they also have to be working through with people living longer and living with more chronic conditions i think we're going to see more patients coming through. >> starting next year, every day 10,000 people will hit the age of 60 until 2020. . >> the needs of the patients that we see at kerr senior center often have to do with the consequences of long standing substance abuse and mental illness, linked to their chronic diseases. heart failure, hypertension, diabetes, cancer, stroke, those kinds of chronic illnesses. when you get them in your 30's and 40's and you have them into your aging process, you are not going to have a comfortable old age. you are also seeing in terms of
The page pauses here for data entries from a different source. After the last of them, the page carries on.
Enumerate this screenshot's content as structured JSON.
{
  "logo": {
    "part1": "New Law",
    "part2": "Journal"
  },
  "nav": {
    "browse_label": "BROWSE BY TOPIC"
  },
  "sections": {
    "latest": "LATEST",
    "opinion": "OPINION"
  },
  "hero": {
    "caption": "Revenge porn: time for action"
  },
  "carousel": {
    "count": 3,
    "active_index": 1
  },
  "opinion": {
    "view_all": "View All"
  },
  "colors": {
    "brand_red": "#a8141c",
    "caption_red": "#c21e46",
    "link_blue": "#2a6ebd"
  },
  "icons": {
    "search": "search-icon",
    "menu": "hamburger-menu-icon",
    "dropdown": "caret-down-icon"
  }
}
epidemics, an increase in alzheimer's and it is going to increase as the population increases. there are quite a few seniors who have mental health problems but they are also, the majority of seniors, who are hard-working, who had minimum wage jobs their whole lives, who paid social security. think about living on $889 a month in the city of san francisco needing to buy medication, one meal a day, hopefully, and health care. if we could provide health care early on we might prevent (inaudible) and people would be less likely to end up in the emergency room with a drastic outcome. we could actually provide prevention and health care to people who had no other way of getting health care, those without insurance, it might be more cost effectiti
>> good afternoon, i'll call to order this meeting of the san francisco board of supervisors government audit oversight committee, i am supervisor scott wiener, i'm sitting in for supervisor mark farrell, to my right is supervisor carmen chu bho is sitting in for supervisor elsbernd, we're joined with supervisor compos, i would like to acknowledge and thank sfgtv staff for broadcasting today's hearing and our clerk